I must confess that I have been slow to master even basic Luxury Car Speak, a required language in La Jolla. I only recently learned, for example, that with really high-end cars, one only refers to it by its letter and number combination, for example, the F12 or the C7. I mentioned to a car-oriented friend that he might like to see another friend’s new Corvette C7. He emailed me back: Inga – I cannot allow you to embarrass yourself any further. Corvette owners don't call their cars Corvettes, they call them C6s or C7s. Um, okay. (For fellow ignorati, the F12 is a Ferrari with a V12 engine.)

Upon further reflection, I realized that a friend who owns several Ferraris only refers to them by number, as in “I’m taking the 458 today.” (I guess if it’s your own car, the “F” is assumed.)  Like all devoted Ferraristas, she speaks in the language of exhaust and hangs out a lot of the F-List (the Ferrari owners chat list).

There’s no fancy way to refer to my 2005 Corolla. I could call it a Corolla LE (Luxury Edition) which it is. However, I think that just means it came with a radio.

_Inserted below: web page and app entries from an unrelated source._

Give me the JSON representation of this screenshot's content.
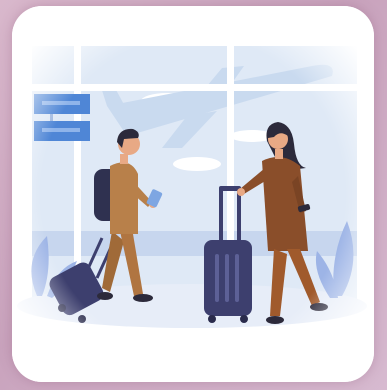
{
  "illustration": {
    "subject": "airport-travelers",
    "colors": {
      "sky": "#d8e6f6",
      "window_frame": "#ffffff",
      "board": "#4f86d6",
      "plane": "#c9daef",
      "floor": "#6b7fb1",
      "suitcase": "#3d3f6e",
      "man_shirt": "#b8804a",
      "man_hair": "#2c2a3b",
      "woman_coat": "#8a4e2a",
      "woman_pants": "#a05a2c",
      "plants": "#9db4e6"
    }
  }
}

The car-noscenti, however, are never satisfied. My friend’s new Corvette is not just a run-of-the-mill C7, I’m furthered informed; it’s a C7 Z06 which I understand means it has a really souped-up engine, and should be so referred. He’s taking it to a race track that doubles as a training ground for new souped-up-car owners who want to know what their vehicle can do before they open it up on their usual raceways (La Jolla Boulevard and the Von’s parking lot).

As I’ve written before, I am always fascinated by learning about people who live very different lives from mine, whether it be people from other countries, or people who just seem like they’re from different countries but actually live close by.

I have it on good authority, for example, that you will see no fat people at the local Ferrari dealership receptions. Just like Nordstrom sticking their fat department on the third floor behind the rest rooms, do they fear their image tainted by the unsvelte?

Probably, but after riding several times in my friends 458, the more obvious reason became apparent: fat people need a fork lift to get out of them.

Luxury sports cars really intimidate me because there are just too many egregious mistakes you can make. The first time I rode in a Ferrari, I got fingerprints on the roof trying to leverage my bulk out of the seat. I also closed the door pushing on the window when my friend let me out down the street (the unsatisfactory condition of our street’s paving was making her a wreck). This Ferrari (maybe all Ferraris?) does not have a frame around the window so it is bad for the window if you close the door pushing on the window. (All that money and they can’t spring for a window frame?) “This is what the door handle is for, Inga,” she admonished me in a follow-up email once she’d calmed down. (Ferrari people are very excitable.)

My 2005 Corolla knows what it feels like to be disdained, to be looked down upon by all its compatriot vehicles on the street. And still, it holds its hood up high. However, it has also not been lost on it (or me) that Olof pays more for a single “maintenance” visit at BMW of San Diego than I have spent on my car in 10 years.
AND I don’t need a crane.
Which one is not Inga's car?